Summary: the plot thickens, with Twitter being threatened to be removed from Google and Apple’s app stores. Will it happen?
Free Speech is Not Impossible
Is actual free speech possible? Sure! For an example of a free speech zone, look no further than the comment section of this Substack. The only messages I removed so far are spams1. While I do reserve the right to delete any messages I want in the future, so far, it has not been necessary.
In the history of my Substack, there were some replies that I did not like, some very wrong and unscientific opinions, and some messages expressing intolerance for certain groups, even relating to one group to which I belong. People dealt with those as adults, mostly ignoring bad stuff, and in my opinion, we have a great community of open-minded and friendly posters. We disagree intensely but politely. We have a vibrant and thriving community of thinkers, for which I am immensely thankful.
The entire vaccine-skeptic community is very open to dissent. It is the norm for us to have differences in opinion. This makes us stronger, as the best ideas win out, and the worst ones are criticized. The best example of antivaxxers productively disagreeing with other antivaxxers is this insightful article by Josh Guetskow.
I disagreed with the emphasis Josh made in one of his paragraphs. In a comment on his blog, I pointed out my opinion (saying that depopulation is not a conspiracy theory but exists objectively and can be seen in official birth and death statistics). Josh and I discussed that very nicely.

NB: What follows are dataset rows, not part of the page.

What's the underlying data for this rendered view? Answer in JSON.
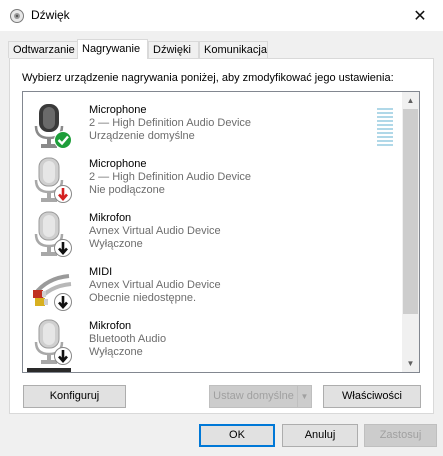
{
  "window": {
    "title": "Dźwięk",
    "app_icon": "speaker-icon",
    "close_icon": "close-icon",
    "close_glyph": "✕"
  },
  "tabs": [
    {
      "label": "Odtwarzanie",
      "active": false
    },
    {
      "label": "Nagrywanie",
      "active": true
    },
    {
      "label": "Dźwięki",
      "active": false
    },
    {
      "label": "Komunikacja",
      "active": false
    }
  ],
  "instruction": "Wybierz urządzenie nagrywania poniżej, aby zmodyfikować jego ustawienia:",
  "devices": [
    {
      "name": "Microphone",
      "description": "2 — High Definition Audio Device",
      "status": "Urządzenie domyślne",
      "icon": "microphone-icon",
      "badge": "check-badge-icon",
      "badge_color": "#1e9e3a",
      "selected": true
    },
    {
      "name": "Microphone",
      "description": "2 — High Definition Audio Device",
      "status": "Nie podłączone",
      "icon": "microphone-icon",
      "badge": "red-down-arrow-badge-icon",
      "badge_color": "#d42020",
      "selected": false
    },
    {
      "name": "Mikrofon",
      "description": "Avnex Virtual Audio Device",
      "status": "Wyłączone",
      "icon": "microphone-icon",
      "badge": "black-down-arrow-badge-icon",
      "badge_color": "#111111",
      "selected": false
    },
    {
      "name": "MIDI",
      "description": "Avnex Virtual Audio Device",
      "status": "Obecnie niedostępne.",
      "icon": "midi-cable-icon",
      "badge": "black-down-arrow-badge-icon",
      "badge_color": "#111111",
      "selected": false
    },
    {
      "name": "Mikrofon",
      "description": "Bluetooth Audio",
      "status": "Wyłączone",
      "icon": "microphone-icon",
      "badge": "black-down-arrow-badge-icon",
      "badge_color": "#111111",
      "selected": false
    }
  ],
  "buttons": {
    "configure": "Konfiguruj",
    "set_default": "Ustaw domyślne",
    "properties": "Właściwości",
    "ok": "OK",
    "cancel": "Anuluj",
    "apply": "Zastosuj"
  },
  "scroll": {
    "up_glyph": "▲",
    "down_glyph": "▼"
  },
  "dropdown_glyph": "▼"
}
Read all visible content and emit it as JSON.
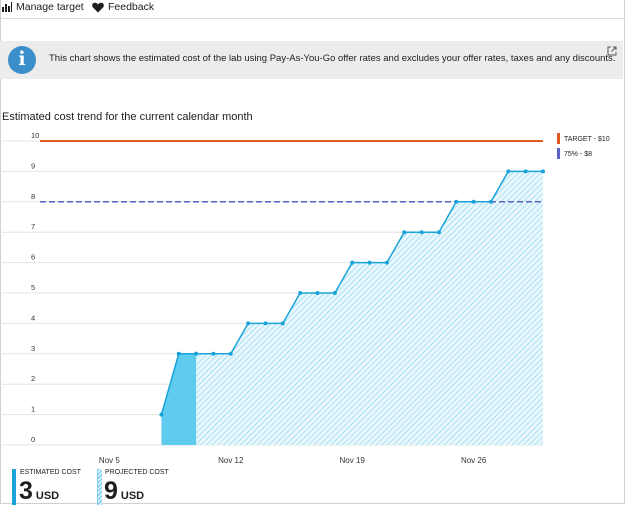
{
  "toolbar": {
    "manage_target_label": "Manage target",
    "feedback_label": "Feedback"
  },
  "banner": {
    "icon_glyph": "i",
    "text": "This chart shows the estimated cost of the lab using Pay-As-You-Go offer rates and excludes your offer rates, taxes and any discounts."
  },
  "chart_title": "Estimated cost trend for the current calendar month",
  "chart_data": {
    "type": "area",
    "title": "Estimated cost trend for the current calendar month",
    "xlabel": "",
    "ylabel": "",
    "x_range": [
      "2023-11-01",
      "2023-11-30"
    ],
    "ylim": [
      0,
      10
    ],
    "y_ticks": [
      0,
      1,
      2,
      3,
      4,
      5,
      6,
      7,
      8,
      9,
      10
    ],
    "x_ticks": [
      {
        "label": "Nov 5",
        "day": 5
      },
      {
        "label": "Nov 12",
        "day": 12
      },
      {
        "label": "Nov 19",
        "day": 19
      },
      {
        "label": "Nov 26",
        "day": 26
      }
    ],
    "grid": true,
    "legend_position": "right",
    "series": [
      {
        "name": "Estimated cost",
        "style": "solid-fill",
        "color": "#1aa3d9",
        "fill": "#5fcbef",
        "x": [
          8,
          9,
          10
        ],
        "y": [
          1,
          3,
          3
        ]
      },
      {
        "name": "Projected cost",
        "style": "hatched-fill",
        "color": "#1aa3d9",
        "fill": "#7fd2ef",
        "x": [
          10,
          11,
          12,
          13,
          14,
          15,
          16,
          17,
          18,
          19,
          20,
          21,
          22,
          23,
          24,
          25,
          26,
          27,
          28,
          29,
          30
        ],
        "y": [
          3,
          3,
          3,
          4,
          4,
          4,
          5,
          5,
          5,
          6,
          6,
          6,
          7,
          7,
          7,
          8,
          8,
          8,
          9,
          9,
          9
        ]
      }
    ],
    "reference_lines": [
      {
        "name": "TARGET - $10",
        "value": 10,
        "color": "#e05a1f",
        "style": "solid"
      },
      {
        "name": "75% - $8",
        "value": 8,
        "color": "#5b5fc7",
        "style": "dashed"
      }
    ]
  },
  "summary": {
    "estimated": {
      "label": "ESTIMATED COST",
      "value": "3",
      "unit": "USD",
      "color": "#1aa3d9"
    },
    "projected": {
      "label": "PROJECTED COST",
      "value": "9",
      "unit": "USD",
      "color": "#7fd2ef"
    }
  }
}
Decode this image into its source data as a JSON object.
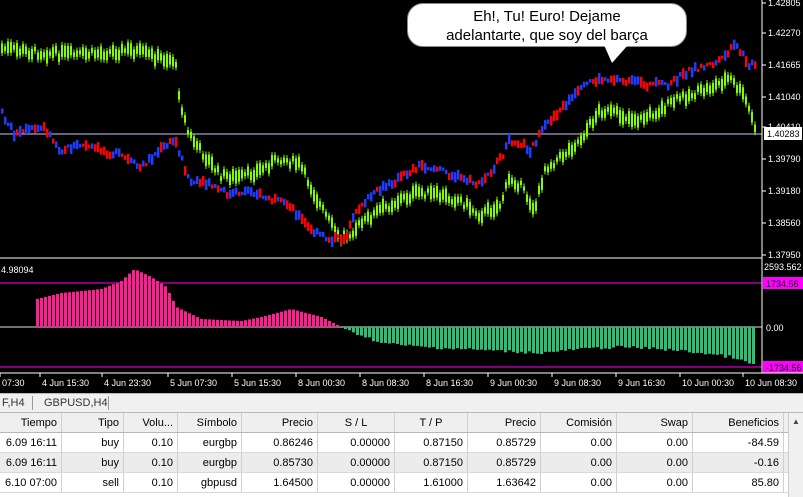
{
  "annotation": {
    "line1": "Eh!, Tu! Euro! Dejame",
    "line2": "adelantarte, que soy del barça"
  },
  "price_axis": [
    "1.42805",
    "1.42270",
    "1.41665",
    "1.41040",
    "1.40410",
    "1.39790",
    "1.39180",
    "1.38560",
    "1.37950"
  ],
  "current_price": "1.40283",
  "indicator": {
    "value_label": "4.98094",
    "axis_top": "2593.562",
    "upper_level": "1734.56",
    "zero": "0.00",
    "lower_level": "-1734.56"
  },
  "time_axis": [
    "07:30",
    "4 Jun 15:30",
    "4 Jun 23:30",
    "5 Jun 07:30",
    "5 Jun 15:30",
    "8 Jun 00:30",
    "8 Jun 08:30",
    "8 Jun 16:30",
    "9 Jun 00:30",
    "9 Jun 08:30",
    "9 Jun 16:30",
    "10 Jun 00:30",
    "10 Jun 08:30"
  ],
  "tabs": [
    "F,H4",
    "GBPUSD,H4"
  ],
  "table": {
    "headers": [
      "Tiempo",
      "Tipo",
      "Volu...",
      "Símbolo",
      "Precio",
      "S / L",
      "T / P",
      "Precio",
      "Comisión",
      "Swap",
      "Beneficios"
    ],
    "rows": [
      [
        "6.09 16:11",
        "buy",
        "0.10",
        "eurgbp",
        "0.86246",
        "0.00000",
        "0.87150",
        "0.85729",
        "0.00",
        "0.00",
        "-84.59"
      ],
      [
        "6.09 16:11",
        "buy",
        "0.10",
        "eurgbp",
        "0.85730",
        "0.00000",
        "0.87150",
        "0.85729",
        "0.00",
        "0.00",
        "-0.16"
      ],
      [
        "6.10 07:00",
        "sell",
        "0.10",
        "gbpusd",
        "1.64500",
        "0.00000",
        "1.61000",
        "1.63642",
        "0.00",
        "0.00",
        "85.80"
      ]
    ]
  },
  "colors": {
    "green": "#7fff00",
    "red": "#ff0000",
    "blue": "#1e3cff",
    "pink": "#ff1f8f",
    "teal": "#2fbf73",
    "level_line": "#ff00ff",
    "grid_line": "#c8c8ff"
  }
}
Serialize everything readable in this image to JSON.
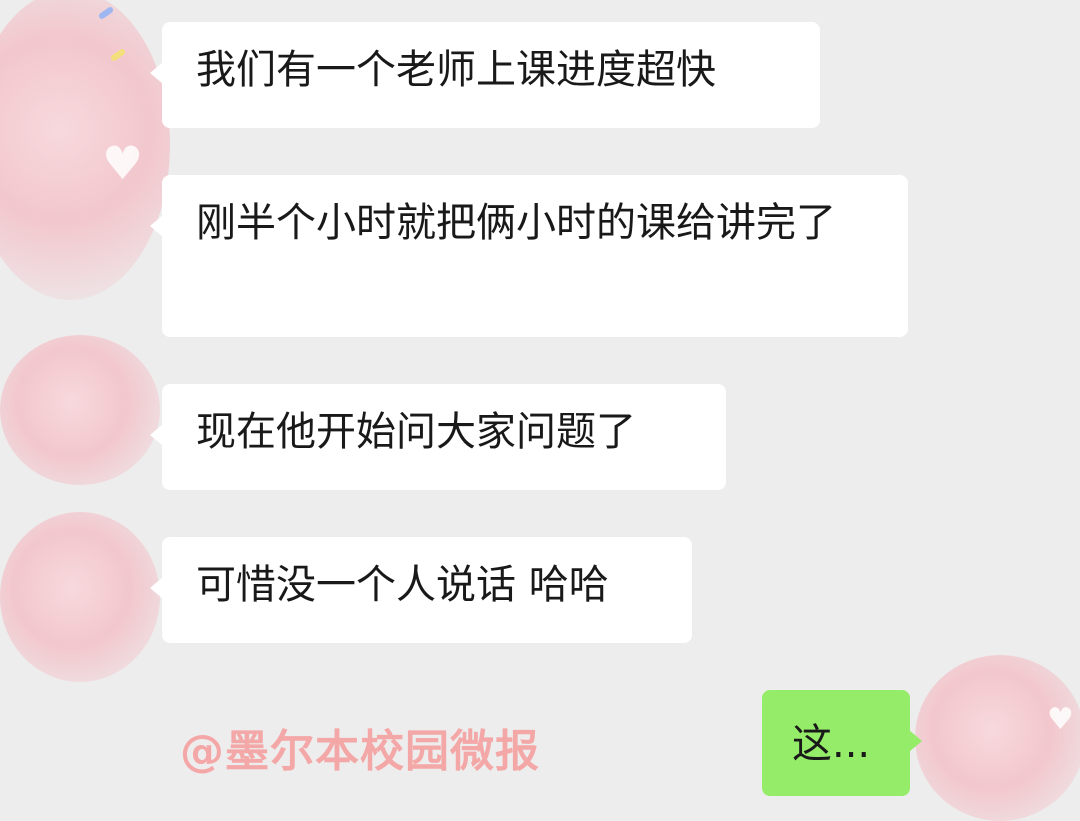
{
  "messages": [
    {
      "side": "received",
      "text": "我们有一个老师上课进度超快"
    },
    {
      "side": "received",
      "text": "刚半个小时就把俩小时的课给讲完了"
    },
    {
      "side": "received",
      "text": "现在他开始问大家问题了"
    },
    {
      "side": "received",
      "text": "可惜没一个人说话 哈哈"
    },
    {
      "side": "sent",
      "text": "这..."
    }
  ],
  "watermark": "@墨尔本校园微报",
  "icons": {
    "heart_decoration": "heart-icon"
  },
  "colors": {
    "chat_background": "#ededed",
    "received_bubble": "#ffffff",
    "sent_bubble": "#95ec69",
    "avatar_blur_pink": "#f2c7cd",
    "watermark_text": "#f4a7a7"
  }
}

We respect each other and do not need to pretend we always agree on everything. We are free thinkers and are used to being independent-minded. We become stronger from vigorous discussions.
Free Speech Leads to Skepticism. That’s Inconvenient to Crooks
The Covid vaccine peddlers and “disinformation fighters” must act entirely differently. They must pretend that “all experts agree” with whatever they want to promote because their ideas, unlike ours, cannot withstand open scrutiny.
The illusion of consensus is required to push uninformed people in the desired direction. After all, if “experts disagree,” then the logical conclusion is to “do your own research,” and that’s how people become skeptics! To maintain the illusion of consensus, censorship is required. Even worse, people are hired as “trusted third parties” to keep the pretense of unanimity and engender acceptance of false ideas.
To those censors, free thought and speech represent an “information disorder,” as Tessa Lena explained.
To maintain control of discussions, a well-developed cadre of activist boards and unelected committees blackmail large companies and social networks. For example, they can threaten Twitter by making controlled corporate clients withhold advertising spending. An example of these committees, multiplying and metastasizing like cancer, is “Accountable Tech,” led by veterans of Hillary Clinton’s Presidential campaign.